* Assignment:
Take each line of the listing that has the string "JSON" and report it.
-------- Given records
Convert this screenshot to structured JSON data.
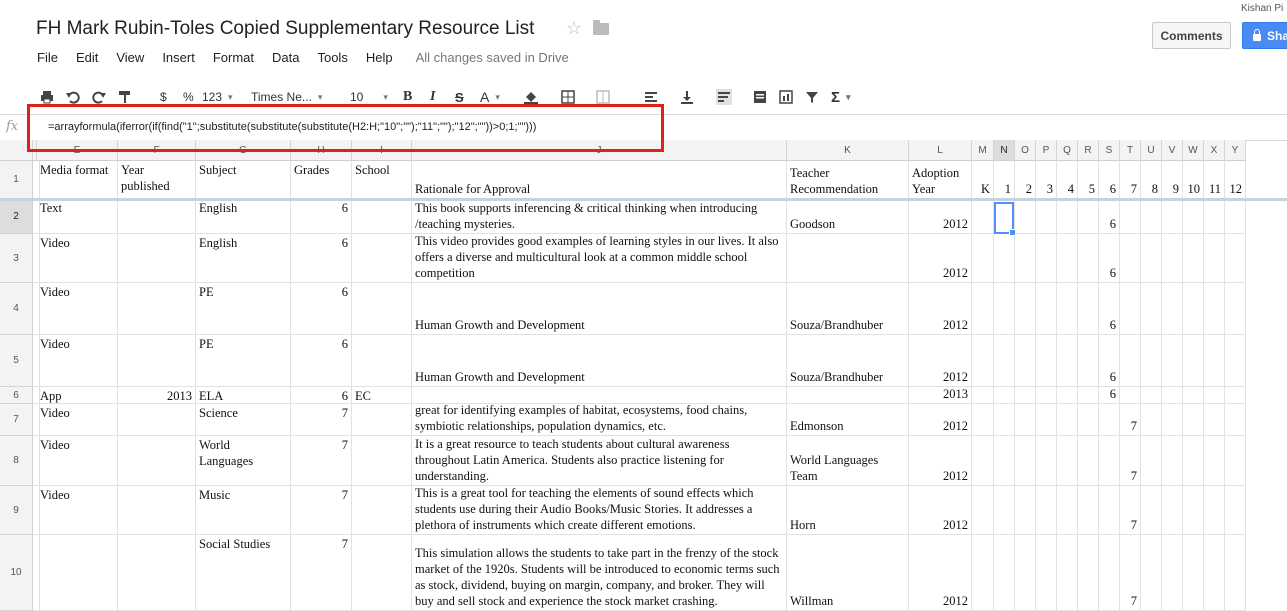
{
  "document": {
    "title": "FH Mark Rubin-Toles Copied Supplementary Resource List",
    "user": "Kishan Pi",
    "comments_label": "Comments",
    "share_label": "Sha"
  },
  "menu": {
    "items": [
      "File",
      "Edit",
      "View",
      "Insert",
      "Format",
      "Data",
      "Tools",
      "Help"
    ],
    "save_status": "All changes saved in Drive"
  },
  "toolbar": {
    "currency": "$",
    "percent": "%",
    "number_format": "123",
    "font": "Times Ne...",
    "font_size": "10",
    "bold": "B",
    "italic": "I",
    "strike": "S",
    "text_color": "A",
    "sigma": "Σ"
  },
  "formula_bar": {
    "fx": "fx",
    "formula": "=arrayformula(iferror(if(find(\"1\";substitute(substitute(substitute(H2:H;\"10\";\"\");\"11\";\"\");\"12\";\"\"))>0;1;\"\")))"
  },
  "columns": [
    "E",
    "F",
    "G",
    "H",
    "I",
    "J",
    "K",
    "L",
    "M",
    "N",
    "O",
    "P",
    "Q",
    "R",
    "S",
    "T",
    "U",
    "V",
    "W",
    "X",
    "Y"
  ],
  "selected_column": "N",
  "selected_row": "2",
  "header_row": {
    "row_num": "1",
    "cells": [
      "Media format",
      "Year published",
      "Subject",
      "Grades",
      "School",
      "Rationale for Approval",
      "Teacher Recommendation",
      "Adoption Year",
      "K",
      "1",
      "2",
      "3",
      "4",
      "5",
      "6",
      "7",
      "8",
      "9",
      "10",
      "11",
      "12"
    ]
  },
  "rows": [
    {
      "num": "2",
      "media": "Text",
      "year": "",
      "subject": "English",
      "grades": "6",
      "school": "",
      "rationale": "This book supports inferencing & critical thinking when introducing /teaching mysteries.",
      "teacher": "Goodson",
      "adoption": "2012",
      "g6": "6",
      "g7": ""
    },
    {
      "num": "3",
      "media": "Video",
      "year": "",
      "subject": "English",
      "grades": "6",
      "school": "",
      "rationale": "This video provides good examples of learning styles in our lives. It also offers a diverse and multicultural look at a common middle school competition",
      "teacher": "",
      "adoption": "2012",
      "g6": "6",
      "g7": ""
    },
    {
      "num": "4",
      "media": "Video",
      "year": "",
      "subject": "PE",
      "grades": "6",
      "school": "",
      "rationale": "Human Growth and Development",
      "teacher": "Souza/Brandhuber",
      "adoption": "2012",
      "g6": "6",
      "g7": ""
    },
    {
      "num": "5",
      "media": "Video",
      "year": "",
      "subject": "PE",
      "grades": "6",
      "school": "",
      "rationale": "Human Growth and Development",
      "teacher": "Souza/Brandhuber",
      "adoption": "2012",
      "g6": "6",
      "g7": ""
    },
    {
      "num": "6",
      "media": "App",
      "year": "2013",
      "subject": "ELA",
      "grades": "6",
      "school": "EC",
      "rationale": "",
      "teacher": "",
      "adoption": "2013",
      "g6": "6",
      "g7": ""
    },
    {
      "num": "7",
      "media": "Video",
      "year": "",
      "subject": "Science",
      "grades": "7",
      "school": "",
      "rationale": "great for identifying examples of habitat, ecosystems, food chains, symbiotic relationships, population dynamics, etc.",
      "teacher": "Edmonson",
      "adoption": "2012",
      "g6": "",
      "g7": "7"
    },
    {
      "num": "8",
      "media": "Video",
      "year": "",
      "subject": "World Languages",
      "grades": "7",
      "school": "",
      "rationale": "It is a great resource to teach students about cultural awareness throughout Latin America. Students also practice listening for understanding.",
      "teacher": "World Languages Team",
      "adoption": "2012",
      "g6": "",
      "g7": "7"
    },
    {
      "num": "9",
      "media": "Video",
      "year": "",
      "subject": "Music",
      "grades": "7",
      "school": "",
      "rationale": "This is a great tool for teaching the elements of sound effects which students use during their Audio Books/Music Stories. It addresses a plethora of instruments which create different emotions.",
      "teacher": "Horn",
      "adoption": "2012",
      "g6": "",
      "g7": "7"
    },
    {
      "num": "10",
      "media": "",
      "year": "",
      "subject": "Social Studies",
      "grades": "7",
      "school": "",
      "rationale": "This simulation allows the students to take part in the frenzy of the stock market of the 1920s. Students will be introduced to economic terms such as stock, dividend, buying on margin, company, and broker. They will buy and sell stock and experience the stock market crashing.",
      "teacher": "Willman",
      "adoption": "2012",
      "g6": "",
      "g7": "7"
    }
  ]
}
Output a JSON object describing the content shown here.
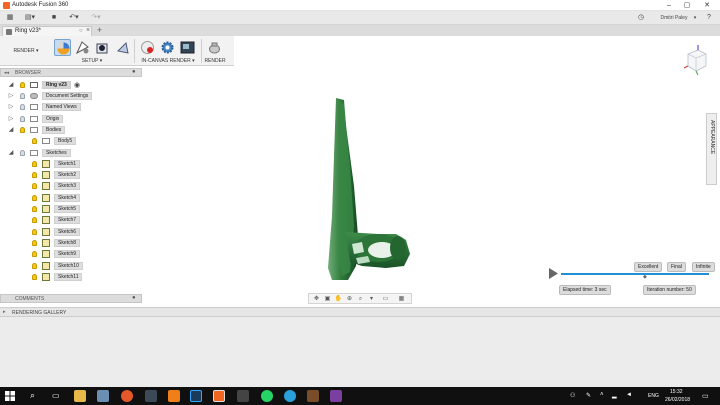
{
  "window": {
    "title": "Autodesk Fusion 360"
  },
  "quick_access": {
    "user_name": "Dmitri Paley",
    "icons": [
      "grid-icon",
      "file-icon",
      "save-icon",
      "undo-icon",
      "redo-icon",
      "clock-icon",
      "help-icon"
    ]
  },
  "document_tab": {
    "label": "Ring v23*"
  },
  "toolbar": {
    "workspace_label": "RENDER",
    "groups": [
      {
        "label": "SETUP"
      },
      {
        "label": "IN-CANVAS RENDER"
      },
      {
        "label": "RENDER"
      }
    ]
  },
  "browser": {
    "header": "BROWSER",
    "root": "Ring v23",
    "items": [
      {
        "label": "Document Settings",
        "level": 1,
        "icon": "gear-icon"
      },
      {
        "label": "Named Views",
        "level": 1,
        "icon": "folder-icon"
      },
      {
        "label": "Origin",
        "level": 1,
        "icon": "folder-icon"
      },
      {
        "label": "Bodies",
        "level": 1,
        "icon": "folder-icon"
      },
      {
        "label": "Body5",
        "level": 2,
        "icon": "body-icon"
      },
      {
        "label": "Sketches",
        "level": 1,
        "icon": "folder-icon"
      },
      {
        "label": "Sketch1",
        "level": 2,
        "icon": "sketch-icon"
      },
      {
        "label": "Sketch2",
        "level": 2,
        "icon": "sketch-icon"
      },
      {
        "label": "Sketch3",
        "level": 2,
        "icon": "sketch-icon"
      },
      {
        "label": "Sketch4",
        "level": 2,
        "icon": "sketch-icon"
      },
      {
        "label": "Sketch5",
        "level": 2,
        "icon": "sketch-icon"
      },
      {
        "label": "Sketch7",
        "level": 2,
        "icon": "sketch-icon"
      },
      {
        "label": "Sketch6",
        "level": 2,
        "icon": "sketch-icon"
      },
      {
        "label": "Sketch8",
        "level": 2,
        "icon": "sketch-icon"
      },
      {
        "label": "Sketch9",
        "level": 2,
        "icon": "sketch-icon"
      },
      {
        "label": "Sketch10",
        "level": 2,
        "icon": "sketch-icon"
      },
      {
        "label": "Sketch11",
        "level": 2,
        "icon": "sketch-icon"
      }
    ]
  },
  "comments": {
    "label": "COMMENTS"
  },
  "gallery": {
    "label": "RENDERING GALLERY"
  },
  "appearance": {
    "label": "APPEARANCE"
  },
  "render_quality": {
    "levels": [
      "Excellent",
      "Final",
      "Infinite"
    ],
    "elapsed": "Elapsed time: 3 sec",
    "iteration": "Iteration number: 50"
  },
  "taskbar": {
    "time": "15:32",
    "date": "26/02/2018",
    "language": "ENG"
  },
  "colors": {
    "accent": "#1f8fd6",
    "model_green": "#2f7a3a"
  }
}
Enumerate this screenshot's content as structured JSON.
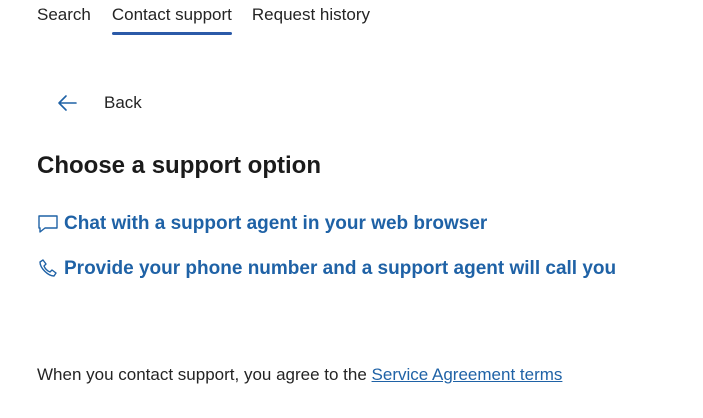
{
  "tabs": [
    {
      "label": "Search",
      "active": false
    },
    {
      "label": "Contact support",
      "active": true
    },
    {
      "label": "Request history",
      "active": false
    }
  ],
  "back": {
    "label": "Back",
    "icon": "arrow-left-icon"
  },
  "title": "Choose a support option",
  "options": [
    {
      "label": "Chat with a support agent in your web browser",
      "icon": "chat-bubble-icon"
    },
    {
      "label": "Provide your phone number and a support agent will call you",
      "icon": "phone-icon"
    }
  ],
  "footer": {
    "text": "When you contact support, you agree to the ",
    "link": "Service Agreement terms"
  },
  "colors": {
    "accent": "#1f62a6",
    "tab_underline": "#2b5aa8",
    "text": "#242424"
  }
}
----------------
* Answer section:
Convert this screenshot to structured JSON data.
Output a JSON object describing the content shown here.
Enumerate this screenshot's content as structured JSON.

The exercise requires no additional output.